AIM OF THE EXERCISE: Word for word, restate all of the data shown below.

EXERCISE DATA:

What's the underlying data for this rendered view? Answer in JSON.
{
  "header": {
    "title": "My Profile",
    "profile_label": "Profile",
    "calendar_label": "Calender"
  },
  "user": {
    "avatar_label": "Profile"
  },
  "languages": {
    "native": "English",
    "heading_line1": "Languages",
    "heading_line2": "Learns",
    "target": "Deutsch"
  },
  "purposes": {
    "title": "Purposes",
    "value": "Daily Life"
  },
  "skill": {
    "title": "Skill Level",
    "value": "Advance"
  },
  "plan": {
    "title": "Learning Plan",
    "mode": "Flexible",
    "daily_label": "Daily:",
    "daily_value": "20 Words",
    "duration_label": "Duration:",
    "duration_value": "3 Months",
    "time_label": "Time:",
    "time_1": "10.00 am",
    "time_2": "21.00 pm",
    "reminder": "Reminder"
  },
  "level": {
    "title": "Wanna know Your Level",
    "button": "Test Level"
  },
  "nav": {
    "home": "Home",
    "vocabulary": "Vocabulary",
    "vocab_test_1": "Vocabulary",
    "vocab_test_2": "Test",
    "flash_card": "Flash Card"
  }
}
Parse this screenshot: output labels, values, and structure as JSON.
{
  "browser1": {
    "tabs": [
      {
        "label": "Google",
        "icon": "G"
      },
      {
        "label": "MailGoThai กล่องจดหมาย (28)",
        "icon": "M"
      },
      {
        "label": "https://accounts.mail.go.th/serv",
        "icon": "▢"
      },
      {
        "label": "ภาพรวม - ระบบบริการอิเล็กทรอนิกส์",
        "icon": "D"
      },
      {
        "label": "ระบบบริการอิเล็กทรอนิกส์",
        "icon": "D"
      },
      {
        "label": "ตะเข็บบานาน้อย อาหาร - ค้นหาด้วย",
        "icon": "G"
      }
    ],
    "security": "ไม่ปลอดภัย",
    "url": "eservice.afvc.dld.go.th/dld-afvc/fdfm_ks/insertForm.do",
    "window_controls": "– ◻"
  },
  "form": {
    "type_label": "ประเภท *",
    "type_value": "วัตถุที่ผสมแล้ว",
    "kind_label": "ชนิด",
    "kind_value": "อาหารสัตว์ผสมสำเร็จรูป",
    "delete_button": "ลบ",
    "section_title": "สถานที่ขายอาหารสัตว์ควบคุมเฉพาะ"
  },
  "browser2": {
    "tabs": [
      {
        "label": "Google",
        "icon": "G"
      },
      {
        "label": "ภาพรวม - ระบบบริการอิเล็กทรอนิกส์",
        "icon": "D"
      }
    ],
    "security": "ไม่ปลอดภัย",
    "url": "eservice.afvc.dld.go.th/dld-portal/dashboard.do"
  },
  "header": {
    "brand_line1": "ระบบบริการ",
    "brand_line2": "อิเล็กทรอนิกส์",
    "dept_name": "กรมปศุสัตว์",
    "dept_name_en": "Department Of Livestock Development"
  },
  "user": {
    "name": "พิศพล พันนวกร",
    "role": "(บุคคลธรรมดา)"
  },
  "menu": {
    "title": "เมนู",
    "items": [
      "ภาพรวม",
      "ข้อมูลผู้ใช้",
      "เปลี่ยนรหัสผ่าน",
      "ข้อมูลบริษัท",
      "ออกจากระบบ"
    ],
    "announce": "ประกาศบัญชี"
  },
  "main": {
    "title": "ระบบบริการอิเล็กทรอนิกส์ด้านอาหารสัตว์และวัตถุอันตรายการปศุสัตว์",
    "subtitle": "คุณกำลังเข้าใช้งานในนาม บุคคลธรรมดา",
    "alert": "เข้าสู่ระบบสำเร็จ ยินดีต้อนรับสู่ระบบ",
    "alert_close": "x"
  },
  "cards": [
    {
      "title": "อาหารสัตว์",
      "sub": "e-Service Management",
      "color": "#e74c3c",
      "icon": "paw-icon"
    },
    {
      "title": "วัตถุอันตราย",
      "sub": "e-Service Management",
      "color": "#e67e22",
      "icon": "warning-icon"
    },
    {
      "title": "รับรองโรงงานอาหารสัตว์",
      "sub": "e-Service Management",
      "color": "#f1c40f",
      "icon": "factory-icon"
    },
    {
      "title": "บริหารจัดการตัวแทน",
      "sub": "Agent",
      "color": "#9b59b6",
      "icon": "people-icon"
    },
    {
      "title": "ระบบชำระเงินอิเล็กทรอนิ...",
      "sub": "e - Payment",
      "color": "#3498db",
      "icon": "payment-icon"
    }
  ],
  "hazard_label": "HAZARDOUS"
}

ANSWER SPACE:
What's the underlying data for this rendered view? Answer in JSON.
{
  "header": {
    "title": "My Profile",
    "profile_label": "Profile",
    "calendar_label": "Calender"
  },
  "user": {
    "avatar_label": "Profile"
  },
  "languages": {
    "native": "English",
    "heading_line1": "Languages",
    "heading_line2": "Learns",
    "target": "Deutsch"
  },
  "purposes": {
    "title": "Purposes",
    "value": "Daily Life"
  },
  "skill": {
    "title": "Skill Level",
    "value": "Advance"
  },
  "plan": {
    "title": "Learning Plan",
    "mode": "Flexible",
    "daily_label": "Daily:",
    "daily_value": "20 Words",
    "duration_label": "Duration:",
    "duration_value": "3 Months",
    "time_label": "Time:",
    "time_1": "10.00 am",
    "time_2": "21.00 pm",
    "reminder": "Reminder"
  },
  "level": {
    "title": "Wanna know Your Level",
    "button": "Test Level"
  },
  "nav": {
    "home": "Home",
    "vocabulary": "Vocabulary",
    "vocab_test_1": "Vocabulary",
    "vocab_test_2": "Test",
    "flash_card": "Flash Card"
  }
}
Parse this screenshot: output labels, values, and structure as JSON.
{
  "browser1": {
    "tabs": [
      {
        "label": "Google",
        "icon": "G"
      },
      {
        "label": "MailGoThai กล่องจดหมาย (28)",
        "icon": "M"
      },
      {
        "label": "https://accounts.mail.go.th/serv",
        "icon": "▢"
      },
      {
        "label": "ภาพรวม - ระบบบริการอิเล็กทรอนิกส์",
        "icon": "D"
      },
      {
        "label": "ระบบบริการอิเล็กทรอนิกส์",
        "icon": "D"
      },
      {
        "label": "ตะเข็บบานาน้อย อาหาร - ค้นหาด้วย",
        "icon": "G"
      }
    ],
    "security": "ไม่ปลอดภัย",
    "url": "eservice.afvc.dld.go.th/dld-afvc/fdfm_ks/insertForm.do",
    "window_controls": "– ◻"
  },
  "form": {
    "type_label": "ประเภท *",
    "type_value": "วัตถุที่ผสมแล้ว",
    "kind_label": "ชนิด",
    "kind_value": "อาหารสัตว์ผสมสำเร็จรูป",
    "delete_button": "ลบ",
    "section_title": "สถานที่ขายอาหารสัตว์ควบคุมเฉพาะ"
  },
  "browser2": {
    "tabs": [
      {
        "label": "Google",
        "icon": "G"
      },
      {
        "label": "ภาพรวม - ระบบบริการอิเล็กทรอนิกส์",
        "icon": "D"
      }
    ],
    "security": "ไม่ปลอดภัย",
    "url": "eservice.afvc.dld.go.th/dld-portal/dashboard.do"
  },
  "header": {
    "brand_line1": "ระบบบริการ",
    "brand_line2": "อิเล็กทรอนิกส์",
    "dept_name": "กรมปศุสัตว์",
    "dept_name_en": "Department Of Livestock Development"
  },
  "user": {
    "name": "พิศพล พันนวกร",
    "role": "(บุคคลธรรมดา)"
  },
  "menu": {
    "title": "เมนู",
    "items": [
      "ภาพรวม",
      "ข้อมูลผู้ใช้",
      "เปลี่ยนรหัสผ่าน",
      "ข้อมูลบริษัท",
      "ออกจากระบบ"
    ],
    "announce": "ประกาศบัญชี"
  },
  "main": {
    "title": "ระบบบริการอิเล็กทรอนิกส์ด้านอาหารสัตว์และวัตถุอันตรายการปศุสัตว์",
    "subtitle": "คุณกำลังเข้าใช้งานในนาม บุคคลธรรมดา",
    "alert": "เข้าสู่ระบบสำเร็จ ยินดีต้อนรับสู่ระบบ",
    "alert_close": "x"
  },
  "cards": [
    {
      "title": "อาหารสัตว์",
      "sub": "e-Service Management",
      "color": "#e74c3c",
      "icon": "paw-icon"
    },
    {
      "title": "วัตถุอันตราย",
      "sub": "e-Service Management",
      "color": "#e67e22",
      "icon": "warning-icon"
    },
    {
      "title": "รับรองโรงงานอาหารสัตว์",
      "sub": "e-Service Management",
      "color": "#f1c40f",
      "icon": "factory-icon"
    },
    {
      "title": "บริหารจัดการตัวแทน",
      "sub": "Agent",
      "color": "#9b59b6",
      "icon": "people-icon"
    },
    {
      "title": "ระบบชำระเงินอิเล็กทรอนิ...",
      "sub": "e - Payment",
      "color": "#3498db",
      "icon": "payment-icon"
    }
  ],
  "hazard_label": "HAZARDOUS"
}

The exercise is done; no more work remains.